With this news Viola blushed a little and told him, as she rode off, that she had known it all along.
So she really meant those nice things she had said about Mr. Lassiter. His mind was in a whirl, his heart was filled with joy and he felt as if he could whip a herd of rustlers.
All went smooth until midnight. He always rode around the herd at that hour.
As he was looking over a herd that was moving slowly off to themselves and wondering why they were getting off so far from the main herd, a bullet hummed close over his head. He whipped out his own gun and fired in the direction of the flash. There was a curse and howl of pain.
Two more guns fired from opposite directions and both bullets missed his head by a small margin.
He rode to the south as a flash shot up in that direction. The gun flashed again and he fired in return. He thought he saw something fall but was not sure. He road on for fifty yards and came upon a man lying face down in the leaves. He dismounted and rolled the man over, his lip quivered and his eyes opened, he tried to smile but could not.
“Ranger fellow, I’m done for, but I want to cash in clean and try to square myself before I go.”
It was not until he had spoken these words that the ranger recognized him as the little fellow that had tried to resist this raid in the stall at the EX ranch, the day after his arrival there.
“Yes go on.” The ranger encouraged him.
“The prime herd is in Secret Valley, twenty miles south of there you will come upon an old cow trail that crosses Crow Creek two miles below the San Marcus road crossing.”
He faltered and closed his eyes as if he was passing on, but determined to tell all he began again.
“Ride south on that trail until you come to two big cottonwood trees on the left, one on each side of a ravine that leads off the hills.
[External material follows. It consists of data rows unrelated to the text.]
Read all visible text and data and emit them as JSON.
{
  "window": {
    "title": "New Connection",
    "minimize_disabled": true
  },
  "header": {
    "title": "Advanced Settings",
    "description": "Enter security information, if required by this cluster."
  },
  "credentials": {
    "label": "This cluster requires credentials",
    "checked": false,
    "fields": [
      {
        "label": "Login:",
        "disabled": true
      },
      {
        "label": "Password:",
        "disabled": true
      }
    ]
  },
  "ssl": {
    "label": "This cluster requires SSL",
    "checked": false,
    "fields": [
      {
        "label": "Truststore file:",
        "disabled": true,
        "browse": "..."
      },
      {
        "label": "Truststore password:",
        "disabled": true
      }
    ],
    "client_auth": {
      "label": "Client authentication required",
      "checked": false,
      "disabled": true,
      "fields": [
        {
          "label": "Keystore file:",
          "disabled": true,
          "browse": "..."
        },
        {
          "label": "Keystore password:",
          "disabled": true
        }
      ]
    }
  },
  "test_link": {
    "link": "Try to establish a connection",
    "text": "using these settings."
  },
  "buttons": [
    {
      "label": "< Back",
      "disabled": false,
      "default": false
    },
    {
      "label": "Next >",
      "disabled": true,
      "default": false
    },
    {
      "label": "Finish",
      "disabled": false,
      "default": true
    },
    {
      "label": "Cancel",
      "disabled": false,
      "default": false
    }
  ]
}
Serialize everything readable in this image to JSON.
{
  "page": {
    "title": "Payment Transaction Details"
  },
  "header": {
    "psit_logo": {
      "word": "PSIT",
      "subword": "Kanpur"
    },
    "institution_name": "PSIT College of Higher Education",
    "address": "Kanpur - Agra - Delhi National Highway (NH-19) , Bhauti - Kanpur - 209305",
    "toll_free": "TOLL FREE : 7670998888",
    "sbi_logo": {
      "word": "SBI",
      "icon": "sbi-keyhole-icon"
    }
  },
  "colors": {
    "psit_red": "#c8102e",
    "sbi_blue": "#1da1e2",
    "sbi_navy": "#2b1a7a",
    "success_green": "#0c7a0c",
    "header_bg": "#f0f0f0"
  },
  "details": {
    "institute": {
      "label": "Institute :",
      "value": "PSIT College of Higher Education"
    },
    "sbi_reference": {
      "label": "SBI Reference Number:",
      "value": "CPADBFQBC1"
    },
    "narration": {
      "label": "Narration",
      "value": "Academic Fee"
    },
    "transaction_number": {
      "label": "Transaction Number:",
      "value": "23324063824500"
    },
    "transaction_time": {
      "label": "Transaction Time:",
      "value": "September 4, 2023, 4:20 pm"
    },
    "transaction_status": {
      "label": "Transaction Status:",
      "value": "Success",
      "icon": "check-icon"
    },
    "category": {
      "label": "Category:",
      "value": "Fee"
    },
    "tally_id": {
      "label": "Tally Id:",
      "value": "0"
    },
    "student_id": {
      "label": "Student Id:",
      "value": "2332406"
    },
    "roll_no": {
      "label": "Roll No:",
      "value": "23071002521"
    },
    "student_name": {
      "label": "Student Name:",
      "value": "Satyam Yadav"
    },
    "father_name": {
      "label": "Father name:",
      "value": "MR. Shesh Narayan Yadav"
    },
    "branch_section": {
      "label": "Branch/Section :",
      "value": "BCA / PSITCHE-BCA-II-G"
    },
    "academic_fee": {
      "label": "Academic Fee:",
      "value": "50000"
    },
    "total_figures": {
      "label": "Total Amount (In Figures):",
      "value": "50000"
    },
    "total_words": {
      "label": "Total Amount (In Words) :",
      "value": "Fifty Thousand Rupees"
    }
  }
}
There is a about (A full sentence missing where page fell apart)… you will ride into a blind canyon known as Secret Valley. But be careful for Slim and Arizona Pete are sure to be there and they are bad men. Tell the Boss and Viola that I tried to square myself before I cashed in.”
The ranger promised but the young man never heard him for he had passed on to a new range.
The rest of the rustlers fled after the fight started so the rest of the night was quite.
At the first rays of dawn the ranger started for home. He reached the ranch as the sun crept over the eastern hills.
He told them of the young man lying out there dead and of his confession.
All Viola could say was, “Poor boy, he seemed like a good kid.”
After breakfast the ranger mounted and rode south in search of the rest of the gang.
It was later the second evening, after he had left that Viola was looking down the road that lead from the south. In the distance she could see a rider coming that would surely be the tall, smiling, curly haired ranger. (A full sentence missing where page fell apart)…the gang and they were safe in jail in Austin.
He smiled as he dismounted and started for the house, Viola met him halfway to the house.
“Well you made it Mr…er Lassiter, I knew you would.”
“Yes and now I’ve come back to see if you would say again those nice things you said about Mr. Lassiter.”
And she did.